  • function: This particle property can be used to assign to each particle values that are described based on a function of space. It provides an alternative way to set initial values if you don’t want to first set a compositional field’s initial values based on a function, and then copy these values via the “initial composition” property to particles. In the example above, we use the same function as for the compositional initial composition of field number one in Section Using passive and active compositional fields. Therefore, this property should behave identical to the compositional field (except that the compositional field may have a reaction term that this particle property does not), although the two are of course advected using very different methods. This allows to compare the error in particle position to the numerical diffusion of the compositional field.

  • pT path: This property is interesting in that the particle property’s values always exactly mirror the pressure and temperature at the particle’s current location. This does not seem to be very useful since the information is already available. However, because each particle has a unique id, one can select a particular particle and output its properties (including pressure and temperature based on the pT path property) at all time steps. This allows for the creation of a pressure-temperature curve of a certain piece of rock. This property is interesting in many lithosphere and crustal scale models, because it is determining the metamorphic reactions that happen during deformation processes (e.g., in a subduction zone).


Fig. 52 Passively advected property composition C_1 visualized. The blue line is the 0.5-isocontour for the C_1 field.#


Fig. 53 Passively advected particle property initial C_1 visualized. The blue line is the 0.5-isocontour for the C_1 field.#

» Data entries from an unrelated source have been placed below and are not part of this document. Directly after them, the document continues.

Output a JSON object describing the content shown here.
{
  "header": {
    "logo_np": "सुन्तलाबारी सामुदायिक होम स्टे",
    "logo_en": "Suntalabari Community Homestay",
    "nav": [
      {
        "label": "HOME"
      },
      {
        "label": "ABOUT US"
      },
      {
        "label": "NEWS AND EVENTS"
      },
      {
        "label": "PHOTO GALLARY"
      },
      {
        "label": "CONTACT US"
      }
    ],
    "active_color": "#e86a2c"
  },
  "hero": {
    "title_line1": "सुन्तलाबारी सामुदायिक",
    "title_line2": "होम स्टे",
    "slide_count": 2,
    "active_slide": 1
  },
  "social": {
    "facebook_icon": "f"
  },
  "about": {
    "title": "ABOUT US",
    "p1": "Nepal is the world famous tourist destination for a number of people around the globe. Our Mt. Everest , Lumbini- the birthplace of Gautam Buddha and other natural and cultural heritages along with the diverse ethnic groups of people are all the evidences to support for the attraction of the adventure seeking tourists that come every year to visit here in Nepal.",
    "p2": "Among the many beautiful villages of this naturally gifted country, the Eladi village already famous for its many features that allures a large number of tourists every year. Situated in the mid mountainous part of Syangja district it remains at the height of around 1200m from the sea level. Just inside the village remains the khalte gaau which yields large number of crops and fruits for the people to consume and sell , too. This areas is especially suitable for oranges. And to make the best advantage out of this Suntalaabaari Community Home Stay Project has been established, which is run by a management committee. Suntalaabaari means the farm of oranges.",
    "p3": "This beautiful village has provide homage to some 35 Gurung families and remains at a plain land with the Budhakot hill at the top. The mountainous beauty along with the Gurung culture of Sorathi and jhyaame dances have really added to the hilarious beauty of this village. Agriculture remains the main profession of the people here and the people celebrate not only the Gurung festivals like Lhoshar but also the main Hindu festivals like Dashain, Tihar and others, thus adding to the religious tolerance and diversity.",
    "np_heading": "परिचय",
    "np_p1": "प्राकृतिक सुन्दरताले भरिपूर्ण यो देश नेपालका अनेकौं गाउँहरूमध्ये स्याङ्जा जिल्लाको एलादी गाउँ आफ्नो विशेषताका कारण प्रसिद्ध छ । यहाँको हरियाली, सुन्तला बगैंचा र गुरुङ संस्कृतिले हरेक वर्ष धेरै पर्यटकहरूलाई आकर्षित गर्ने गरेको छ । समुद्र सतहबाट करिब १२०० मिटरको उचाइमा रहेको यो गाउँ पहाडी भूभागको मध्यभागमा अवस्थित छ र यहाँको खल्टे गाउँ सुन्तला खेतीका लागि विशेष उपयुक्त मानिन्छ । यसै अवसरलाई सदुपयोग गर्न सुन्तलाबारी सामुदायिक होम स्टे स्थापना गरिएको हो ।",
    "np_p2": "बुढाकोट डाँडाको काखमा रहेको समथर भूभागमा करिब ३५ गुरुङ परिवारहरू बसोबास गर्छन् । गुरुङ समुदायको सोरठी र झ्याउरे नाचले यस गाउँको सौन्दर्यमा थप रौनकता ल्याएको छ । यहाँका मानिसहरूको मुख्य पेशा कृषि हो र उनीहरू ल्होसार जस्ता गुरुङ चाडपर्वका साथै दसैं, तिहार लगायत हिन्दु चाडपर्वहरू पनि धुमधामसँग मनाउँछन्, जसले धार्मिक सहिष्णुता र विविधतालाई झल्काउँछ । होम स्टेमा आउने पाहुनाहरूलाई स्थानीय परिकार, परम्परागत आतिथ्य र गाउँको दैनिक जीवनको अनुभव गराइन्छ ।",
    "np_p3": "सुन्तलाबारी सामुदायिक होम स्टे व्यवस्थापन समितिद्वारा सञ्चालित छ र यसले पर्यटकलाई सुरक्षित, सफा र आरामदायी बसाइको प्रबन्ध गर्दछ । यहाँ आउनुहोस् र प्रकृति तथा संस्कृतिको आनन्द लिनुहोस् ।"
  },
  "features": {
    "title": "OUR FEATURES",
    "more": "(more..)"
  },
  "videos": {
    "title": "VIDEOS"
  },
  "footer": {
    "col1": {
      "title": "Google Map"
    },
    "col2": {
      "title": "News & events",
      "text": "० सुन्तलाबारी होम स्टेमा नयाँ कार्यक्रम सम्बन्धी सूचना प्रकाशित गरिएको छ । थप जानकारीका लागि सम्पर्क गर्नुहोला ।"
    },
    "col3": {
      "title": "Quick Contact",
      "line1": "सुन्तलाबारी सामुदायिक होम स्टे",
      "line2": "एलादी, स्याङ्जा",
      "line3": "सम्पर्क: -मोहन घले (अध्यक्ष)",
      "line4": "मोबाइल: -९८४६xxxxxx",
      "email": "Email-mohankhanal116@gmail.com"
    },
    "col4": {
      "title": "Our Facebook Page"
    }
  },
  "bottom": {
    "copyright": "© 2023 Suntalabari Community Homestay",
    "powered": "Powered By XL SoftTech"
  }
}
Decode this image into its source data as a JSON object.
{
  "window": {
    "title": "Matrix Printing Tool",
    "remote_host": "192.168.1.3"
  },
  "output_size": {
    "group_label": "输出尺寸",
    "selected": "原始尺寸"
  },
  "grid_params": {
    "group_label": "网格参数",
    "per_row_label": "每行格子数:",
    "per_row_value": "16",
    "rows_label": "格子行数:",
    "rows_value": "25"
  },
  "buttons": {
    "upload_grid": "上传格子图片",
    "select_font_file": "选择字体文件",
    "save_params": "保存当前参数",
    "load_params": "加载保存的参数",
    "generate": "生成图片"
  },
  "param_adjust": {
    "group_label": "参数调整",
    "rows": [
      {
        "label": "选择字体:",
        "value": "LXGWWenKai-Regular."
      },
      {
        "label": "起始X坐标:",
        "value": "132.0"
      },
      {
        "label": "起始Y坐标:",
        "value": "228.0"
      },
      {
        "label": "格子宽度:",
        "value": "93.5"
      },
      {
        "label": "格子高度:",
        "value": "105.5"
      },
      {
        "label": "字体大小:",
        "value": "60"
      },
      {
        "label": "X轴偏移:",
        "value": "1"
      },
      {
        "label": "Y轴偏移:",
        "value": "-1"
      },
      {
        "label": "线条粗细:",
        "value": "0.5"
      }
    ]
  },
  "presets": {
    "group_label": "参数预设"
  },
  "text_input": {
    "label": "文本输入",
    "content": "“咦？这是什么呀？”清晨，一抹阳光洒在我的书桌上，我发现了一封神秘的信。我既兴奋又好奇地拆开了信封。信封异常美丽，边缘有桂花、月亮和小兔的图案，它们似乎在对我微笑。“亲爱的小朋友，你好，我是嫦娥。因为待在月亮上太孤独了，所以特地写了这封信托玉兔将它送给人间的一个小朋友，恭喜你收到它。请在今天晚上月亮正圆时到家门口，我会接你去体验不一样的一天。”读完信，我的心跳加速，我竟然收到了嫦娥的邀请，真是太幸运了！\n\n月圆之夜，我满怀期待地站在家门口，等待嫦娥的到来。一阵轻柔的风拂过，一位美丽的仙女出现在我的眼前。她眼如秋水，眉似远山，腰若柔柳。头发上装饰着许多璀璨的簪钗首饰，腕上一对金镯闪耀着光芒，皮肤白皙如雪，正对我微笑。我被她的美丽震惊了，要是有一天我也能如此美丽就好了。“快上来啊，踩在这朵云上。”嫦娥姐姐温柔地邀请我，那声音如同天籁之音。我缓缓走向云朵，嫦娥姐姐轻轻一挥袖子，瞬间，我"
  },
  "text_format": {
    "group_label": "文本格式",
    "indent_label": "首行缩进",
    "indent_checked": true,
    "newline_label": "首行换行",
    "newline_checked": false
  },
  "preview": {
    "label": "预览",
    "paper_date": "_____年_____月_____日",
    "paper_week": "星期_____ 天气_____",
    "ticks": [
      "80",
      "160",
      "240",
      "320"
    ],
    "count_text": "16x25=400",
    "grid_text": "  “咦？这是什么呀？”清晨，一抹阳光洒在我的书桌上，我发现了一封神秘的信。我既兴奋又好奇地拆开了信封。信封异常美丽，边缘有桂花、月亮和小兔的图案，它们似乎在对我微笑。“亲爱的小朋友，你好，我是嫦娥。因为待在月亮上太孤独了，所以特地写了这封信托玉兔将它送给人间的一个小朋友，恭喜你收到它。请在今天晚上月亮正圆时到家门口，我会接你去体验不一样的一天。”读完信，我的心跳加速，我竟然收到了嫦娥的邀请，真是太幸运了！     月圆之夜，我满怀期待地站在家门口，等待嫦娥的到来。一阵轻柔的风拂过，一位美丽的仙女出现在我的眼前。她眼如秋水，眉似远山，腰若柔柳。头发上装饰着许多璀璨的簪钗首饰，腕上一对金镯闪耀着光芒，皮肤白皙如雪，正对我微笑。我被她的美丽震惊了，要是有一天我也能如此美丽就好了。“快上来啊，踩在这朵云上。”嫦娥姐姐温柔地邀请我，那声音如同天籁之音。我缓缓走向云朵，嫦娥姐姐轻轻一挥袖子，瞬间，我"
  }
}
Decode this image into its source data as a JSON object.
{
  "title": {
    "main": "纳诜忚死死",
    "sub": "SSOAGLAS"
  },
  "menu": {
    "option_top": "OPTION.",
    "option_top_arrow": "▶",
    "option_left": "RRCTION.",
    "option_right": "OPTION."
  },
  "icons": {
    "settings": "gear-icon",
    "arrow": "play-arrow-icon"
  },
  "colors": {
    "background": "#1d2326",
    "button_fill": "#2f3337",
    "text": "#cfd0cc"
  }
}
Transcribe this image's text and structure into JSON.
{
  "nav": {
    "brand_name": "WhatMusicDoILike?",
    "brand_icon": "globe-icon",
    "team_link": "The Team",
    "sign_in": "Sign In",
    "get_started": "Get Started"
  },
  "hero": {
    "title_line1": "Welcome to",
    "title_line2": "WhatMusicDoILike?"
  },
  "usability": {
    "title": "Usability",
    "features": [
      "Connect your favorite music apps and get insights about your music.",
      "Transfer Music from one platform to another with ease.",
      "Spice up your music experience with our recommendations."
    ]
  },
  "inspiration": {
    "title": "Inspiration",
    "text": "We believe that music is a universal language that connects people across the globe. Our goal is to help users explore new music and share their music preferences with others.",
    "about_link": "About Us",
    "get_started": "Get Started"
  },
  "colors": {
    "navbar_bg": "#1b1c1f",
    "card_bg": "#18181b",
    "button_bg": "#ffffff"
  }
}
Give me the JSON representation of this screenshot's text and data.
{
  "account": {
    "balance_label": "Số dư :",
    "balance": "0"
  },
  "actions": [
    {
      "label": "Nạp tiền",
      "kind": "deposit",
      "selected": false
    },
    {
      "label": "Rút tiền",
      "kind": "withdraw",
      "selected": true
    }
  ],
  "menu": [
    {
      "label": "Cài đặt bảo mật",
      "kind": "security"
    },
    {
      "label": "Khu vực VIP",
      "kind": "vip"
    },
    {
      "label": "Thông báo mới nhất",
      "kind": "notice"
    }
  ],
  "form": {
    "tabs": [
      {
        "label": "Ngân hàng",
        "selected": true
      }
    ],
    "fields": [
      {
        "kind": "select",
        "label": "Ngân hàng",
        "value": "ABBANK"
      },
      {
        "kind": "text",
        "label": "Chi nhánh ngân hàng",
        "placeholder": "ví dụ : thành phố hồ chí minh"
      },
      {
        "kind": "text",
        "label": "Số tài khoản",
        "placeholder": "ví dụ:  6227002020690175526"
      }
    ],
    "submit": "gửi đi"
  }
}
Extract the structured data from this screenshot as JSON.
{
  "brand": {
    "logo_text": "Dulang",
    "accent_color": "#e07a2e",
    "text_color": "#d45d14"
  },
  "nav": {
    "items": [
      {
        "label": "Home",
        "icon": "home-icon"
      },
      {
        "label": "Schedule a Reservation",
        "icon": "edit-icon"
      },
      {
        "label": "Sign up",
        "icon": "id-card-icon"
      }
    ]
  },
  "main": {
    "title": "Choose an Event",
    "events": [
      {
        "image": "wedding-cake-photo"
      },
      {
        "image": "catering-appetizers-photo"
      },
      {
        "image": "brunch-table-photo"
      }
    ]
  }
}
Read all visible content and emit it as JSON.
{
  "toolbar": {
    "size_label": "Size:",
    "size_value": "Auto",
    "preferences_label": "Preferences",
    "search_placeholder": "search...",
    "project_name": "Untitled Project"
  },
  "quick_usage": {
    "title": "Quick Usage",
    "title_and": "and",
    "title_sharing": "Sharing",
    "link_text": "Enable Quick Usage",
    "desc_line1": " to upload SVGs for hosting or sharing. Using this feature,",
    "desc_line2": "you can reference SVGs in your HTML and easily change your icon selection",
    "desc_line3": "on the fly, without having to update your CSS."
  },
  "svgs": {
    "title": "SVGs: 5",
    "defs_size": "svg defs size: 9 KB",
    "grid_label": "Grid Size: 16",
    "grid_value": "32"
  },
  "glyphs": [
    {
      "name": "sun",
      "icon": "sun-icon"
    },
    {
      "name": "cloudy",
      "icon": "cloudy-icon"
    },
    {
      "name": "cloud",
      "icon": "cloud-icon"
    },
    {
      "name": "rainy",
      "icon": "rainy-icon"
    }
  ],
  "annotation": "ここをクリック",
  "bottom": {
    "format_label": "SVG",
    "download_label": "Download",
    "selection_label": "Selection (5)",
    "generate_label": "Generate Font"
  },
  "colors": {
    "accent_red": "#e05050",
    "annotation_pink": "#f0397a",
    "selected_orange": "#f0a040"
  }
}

Fig. 54 Passively advected particle properties visualized. Norm of the “initial position” of particles at t=0.#


Fig. 55 Passively advected particle properties visualized. Norm of the “initial position” of particles at t=20.#

The results of all of these properties can of course be visualized. Fig. 52Fig. 55 shows some of the pictures one can create with particles. The first figures show both the composition field \(C_1\) (along with the mesh on which it is defined) and the corresponding “initial \(C_1\)” particle property, at \(t=7.2\). Because the compositional field does not undergo any reactions, it should of course simply be the initial composition advected along with the flow field, and therefore equal the values of the corresponding particle property. However, field-based compositions suffer from diffusion. On the other hand, the amount of diffusion can easily be decreased by mesh refinement.

The last two figures show the norm of the “initial position” property at the initial time and at time \(t=20\). These images therefore show how far from the origin each of the particles shown was at the initial time.


Particles are enumerated in a way so that first the first processor in a parallel computations numbers all of the particles on its first cell, then its second cell, and so on; then the second processor does the same with particles in the order of the cells it owns; etc. Thus, the “id” shown in the picture is not just a random number, but rather shows the order of cells and how they belonged to the processors that participated in the computation at the time when particles were created. After some time, particles may of course have become well mixed. In any case, this ordering is of no real practical use.